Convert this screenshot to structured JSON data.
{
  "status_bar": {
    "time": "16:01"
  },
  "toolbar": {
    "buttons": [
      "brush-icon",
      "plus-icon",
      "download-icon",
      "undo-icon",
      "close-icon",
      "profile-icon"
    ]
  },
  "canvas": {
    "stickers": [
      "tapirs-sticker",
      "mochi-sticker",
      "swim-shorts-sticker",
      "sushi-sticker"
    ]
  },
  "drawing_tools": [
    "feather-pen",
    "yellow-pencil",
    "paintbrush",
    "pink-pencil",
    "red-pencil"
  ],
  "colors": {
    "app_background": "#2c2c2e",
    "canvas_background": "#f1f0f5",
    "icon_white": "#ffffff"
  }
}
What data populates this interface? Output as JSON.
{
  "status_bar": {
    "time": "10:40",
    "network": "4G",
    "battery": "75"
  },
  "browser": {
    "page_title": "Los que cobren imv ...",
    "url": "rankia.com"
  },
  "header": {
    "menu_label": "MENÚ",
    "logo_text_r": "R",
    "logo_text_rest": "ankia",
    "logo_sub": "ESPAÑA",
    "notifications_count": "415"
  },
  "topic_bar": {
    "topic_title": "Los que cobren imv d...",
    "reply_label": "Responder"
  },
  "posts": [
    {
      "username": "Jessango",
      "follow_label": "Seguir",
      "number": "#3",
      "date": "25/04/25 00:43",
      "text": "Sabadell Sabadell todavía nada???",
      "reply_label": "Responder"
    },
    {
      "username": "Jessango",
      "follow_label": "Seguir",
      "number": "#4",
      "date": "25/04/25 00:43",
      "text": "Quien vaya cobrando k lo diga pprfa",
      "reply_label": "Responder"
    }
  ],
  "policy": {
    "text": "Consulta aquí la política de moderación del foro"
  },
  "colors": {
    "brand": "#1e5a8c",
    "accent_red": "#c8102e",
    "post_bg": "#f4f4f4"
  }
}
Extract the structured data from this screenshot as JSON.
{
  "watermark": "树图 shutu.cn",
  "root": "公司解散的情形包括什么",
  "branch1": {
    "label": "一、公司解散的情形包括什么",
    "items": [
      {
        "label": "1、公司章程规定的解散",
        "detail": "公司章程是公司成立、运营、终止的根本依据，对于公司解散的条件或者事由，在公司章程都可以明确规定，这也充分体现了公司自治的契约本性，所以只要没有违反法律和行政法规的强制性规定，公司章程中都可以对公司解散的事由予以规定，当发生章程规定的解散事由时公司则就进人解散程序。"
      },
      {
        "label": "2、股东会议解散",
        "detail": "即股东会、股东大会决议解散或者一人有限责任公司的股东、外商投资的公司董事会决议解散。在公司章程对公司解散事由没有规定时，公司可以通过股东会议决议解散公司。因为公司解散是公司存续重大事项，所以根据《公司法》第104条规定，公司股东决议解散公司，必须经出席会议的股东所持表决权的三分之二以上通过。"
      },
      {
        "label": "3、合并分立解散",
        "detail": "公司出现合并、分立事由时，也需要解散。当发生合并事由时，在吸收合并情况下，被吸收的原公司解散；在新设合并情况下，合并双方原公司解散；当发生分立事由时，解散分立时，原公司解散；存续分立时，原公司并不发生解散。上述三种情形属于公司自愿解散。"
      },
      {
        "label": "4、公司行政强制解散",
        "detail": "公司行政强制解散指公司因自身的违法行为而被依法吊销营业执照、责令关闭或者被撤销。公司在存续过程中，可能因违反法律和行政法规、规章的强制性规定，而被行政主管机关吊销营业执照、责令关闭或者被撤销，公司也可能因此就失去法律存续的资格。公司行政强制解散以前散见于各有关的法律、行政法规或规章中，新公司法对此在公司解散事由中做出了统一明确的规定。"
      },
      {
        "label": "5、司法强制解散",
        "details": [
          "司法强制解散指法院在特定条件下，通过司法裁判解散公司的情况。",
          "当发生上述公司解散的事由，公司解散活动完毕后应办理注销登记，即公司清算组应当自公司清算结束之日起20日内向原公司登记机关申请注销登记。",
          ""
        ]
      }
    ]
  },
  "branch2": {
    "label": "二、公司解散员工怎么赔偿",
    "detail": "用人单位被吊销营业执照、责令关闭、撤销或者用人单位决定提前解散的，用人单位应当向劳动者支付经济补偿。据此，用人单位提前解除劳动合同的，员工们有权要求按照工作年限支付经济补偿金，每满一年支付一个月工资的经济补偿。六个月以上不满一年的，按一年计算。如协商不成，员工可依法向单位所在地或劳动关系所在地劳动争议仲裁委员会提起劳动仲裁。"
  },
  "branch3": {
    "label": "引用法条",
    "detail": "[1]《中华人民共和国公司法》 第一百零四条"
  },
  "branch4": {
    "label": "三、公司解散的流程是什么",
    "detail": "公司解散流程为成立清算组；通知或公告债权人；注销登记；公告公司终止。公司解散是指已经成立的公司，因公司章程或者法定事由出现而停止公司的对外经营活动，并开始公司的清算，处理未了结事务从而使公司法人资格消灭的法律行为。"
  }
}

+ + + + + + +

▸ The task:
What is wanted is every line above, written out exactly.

▸ Reply:
Convert this screenshot to structured JSON data.
{
  "status_bar": {
    "time": "16:01"
  },
  "toolbar": {
    "buttons": [
      "brush-icon",
      "plus-icon",
      "download-icon",
      "undo-icon",
      "close-icon",
      "profile-icon"
    ]
  },
  "canvas": {
    "stickers": [
      "tapirs-sticker",
      "mochi-sticker",
      "swim-shorts-sticker",
      "sushi-sticker"
    ]
  },
  "drawing_tools": [
    "feather-pen",
    "yellow-pencil",
    "paintbrush",
    "pink-pencil",
    "red-pencil"
  ],
  "colors": {
    "app_background": "#2c2c2e",
    "canvas_background": "#f1f0f5",
    "icon_white": "#ffffff"
  }
}
What data populates this interface? Output as JSON.
{
  "status_bar": {
    "time": "10:40",
    "network": "4G",
    "battery": "75"
  },
  "browser": {
    "page_title": "Los que cobren imv ...",
    "url": "rankia.com"
  },
  "header": {
    "menu_label": "MENÚ",
    "logo_text_r": "R",
    "logo_text_rest": "ankia",
    "logo_sub": "ESPAÑA",
    "notifications_count": "415"
  },
  "topic_bar": {
    "topic_title": "Los que cobren imv d...",
    "reply_label": "Responder"
  },
  "posts": [
    {
      "username": "Jessango",
      "follow_label": "Seguir",
      "number": "#3",
      "date": "25/04/25 00:43",
      "text": "Sabadell Sabadell todavía nada???",
      "reply_label": "Responder"
    },
    {
      "username": "Jessango",
      "follow_label": "Seguir",
      "number": "#4",
      "date": "25/04/25 00:43",
      "text": "Quien vaya cobrando k lo diga pprfa",
      "reply_label": "Responder"
    }
  ],
  "policy": {
    "text": "Consulta aquí la política de moderación del foro"
  },
  "colors": {
    "brand": "#1e5a8c",
    "accent_red": "#c8102e",
    "post_bg": "#f4f4f4"
  }
}
Extract the structured data from this screenshot as JSON.
{
  "watermark": "树图 shutu.cn",
  "root": "公司解散的情形包括什么",
  "branch1": {
    "label": "一、公司解散的情形包括什么",
    "items": [
      {
        "label": "1、公司章程规定的解散",
        "detail": "公司章程是公司成立、运营、终止的根本依据，对于公司解散的条件或者事由，在公司章程都可以明确规定，这也充分体现了公司自治的契约本性，所以只要没有违反法律和行政法规的强制性规定，公司章程中都可以对公司解散的事由予以规定，当发生章程规定的解散事由时公司则就进人解散程序。"
      },
      {
        "label": "2、股东会议解散",
        "detail": "即股东会、股东大会决议解散或者一人有限责任公司的股东、外商投资的公司董事会决议解散。在公司章程对公司解散事由没有规定时，公司可以通过股东会议决议解散公司。因为公司解散是公司存续重大事项，所以根据《公司法》第104条规定，公司股东决议解散公司，必须经出席会议的股东所持表决权的三分之二以上通过。"
      },
      {
        "label": "3、合并分立解散",
        "detail": "公司出现合并、分立事由时，也需要解散。当发生合并事由时，在吸收合并情况下，被吸收的原公司解散；在新设合并情况下，合并双方原公司解散；当发生分立事由时，解散分立时，原公司解散；存续分立时，原公司并不发生解散。上述三种情形属于公司自愿解散。"
      },
      {
        "label": "4、公司行政强制解散",
        "detail": "公司行政强制解散指公司因自身的违法行为而被依法吊销营业执照、责令关闭或者被撤销。公司在存续过程中，可能因违反法律和行政法规、规章的强制性规定，而被行政主管机关吊销营业执照、责令关闭或者被撤销，公司也可能因此就失去法律存续的资格。公司行政强制解散以前散见于各有关的法律、行政法规或规章中，新公司法对此在公司解散事由中做出了统一明确的规定。"
      },
      {
        "label": "5、司法强制解散",
        "details": [
          "司法强制解散指法院在特定条件下，通过司法裁判解散公司的情况。",
          "当发生上述公司解散的事由，公司解散活动完毕后应办理注销登记，即公司清算组应当自公司清算结束之日起20日内向原公司登记机关申请注销登记。",
          ""
        ]
      }
    ]
  },
  "branch2": {
    "label": "二、公司解散员工怎么赔偿",
    "detail": "用人单位被吊销营业执照、责令关闭、撤销或者用人单位决定提前解散的，用人单位应当向劳动者支付经济补偿。据此，用人单位提前解除劳动合同的，员工们有权要求按照工作年限支付经济补偿金，每满一年支付一个月工资的经济补偿。六个月以上不满一年的，按一年计算。如协商不成，员工可依法向单位所在地或劳动关系所在地劳动争议仲裁委员会提起劳动仲裁。"
  },
  "branch3": {
    "label": "引用法条",
    "detail": "[1]《中华人民共和国公司法》 第一百零四条"
  },
  "branch4": {
    "label": "三、公司解散的流程是什么",
    "detail": "公司解散流程为成立清算组；通知或公告债权人；注销登记；公告公司终止。公司解散是指已经成立的公司，因公司章程或者法定事由出现而停止公司的对外经营活动，并开始公司的清算，处理未了结事务从而使公司法人资格消灭的法律行为。"
  }
}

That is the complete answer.